** WORK INSTRUCTION **
Output the data word for word, dropping every image.

App and web page records:
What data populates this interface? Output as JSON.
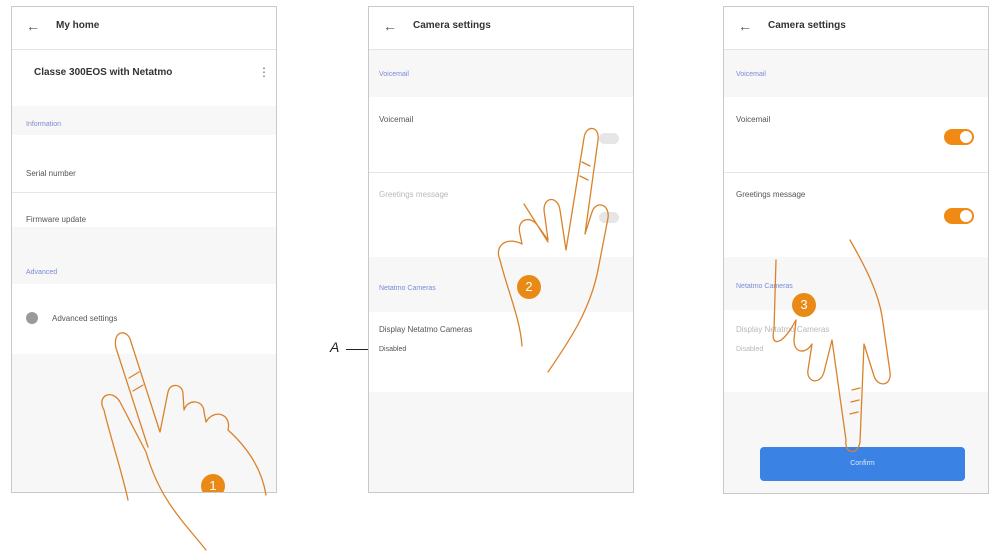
{
  "screen1": {
    "back_icon": "arrow-left-icon",
    "title": "My home",
    "device_name": "Classe 300EOS with Netatmo",
    "menu_icon": "kebab-icon",
    "section_info": "Information",
    "serial_label": "Serial number",
    "serial_value": "",
    "firmware_label": "Firmware update",
    "firmware_value": "",
    "section_advanced": "Advanced",
    "advanced_settings": "Advanced settings",
    "step": "1"
  },
  "screen2": {
    "back_icon": "arrow-left-icon",
    "title": "Camera settings",
    "section1": "Voicemail",
    "voicemail_label": "Voicemail",
    "voicemail_desc": "",
    "greetings_label": "Greetings message",
    "greetings_desc": "",
    "section2": "Netatmo Cameras",
    "display_label": "Display Netatmo Cameras",
    "display_sub": "Disabled",
    "display_desc": "",
    "step": "2",
    "callout": "A"
  },
  "screen3": {
    "back_icon": "arrow-left-icon",
    "title": "Camera settings",
    "section1": "Voicemail",
    "voicemail_label": "Voicemail",
    "voicemail_desc": "",
    "greetings_label": "Greetings message",
    "greetings_desc": "",
    "section2": "Netatmo Cameras",
    "display_label": "Display Netatmo Cameras",
    "display_sub": "Disabled",
    "confirm_label": "Confirm",
    "step": "3"
  },
  "colors": {
    "accent": "#e98a17",
    "toggle_on": "#f08a14",
    "button": "#3a82e4",
    "section": "#7a8ad8"
  }
}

** ANSWER FOR THE TASK **
What data populates this interface? Output as JSON.
{
  "screen1": {
    "back_icon": "arrow-left-icon",
    "title": "My home",
    "device_name": "Classe 300EOS with Netatmo",
    "menu_icon": "kebab-icon",
    "section_info": "Information",
    "serial_label": "Serial number",
    "serial_value": "",
    "firmware_label": "Firmware update",
    "firmware_value": "",
    "section_advanced": "Advanced",
    "advanced_settings": "Advanced settings",
    "step": "1"
  },
  "screen2": {
    "back_icon": "arrow-left-icon",
    "title": "Camera settings",
    "section1": "Voicemail",
    "voicemail_label": "Voicemail",
    "voicemail_desc": "",
    "greetings_label": "Greetings message",
    "greetings_desc": "",
    "section2": "Netatmo Cameras",
    "display_label": "Display Netatmo Cameras",
    "display_sub": "Disabled",
    "display_desc": "",
    "step": "2",
    "callout": "A"
  },
  "screen3": {
    "back_icon": "arrow-left-icon",
    "title": "Camera settings",
    "section1": "Voicemail",
    "voicemail_label": "Voicemail",
    "voicemail_desc": "",
    "greetings_label": "Greetings message",
    "greetings_desc": "",
    "section2": "Netatmo Cameras",
    "display_label": "Display Netatmo Cameras",
    "display_sub": "Disabled",
    "confirm_label": "Confirm",
    "step": "3"
  },
  "colors": {
    "accent": "#e98a17",
    "toggle_on": "#f08a14",
    "button": "#3a82e4",
    "section": "#7a8ad8"
  }
}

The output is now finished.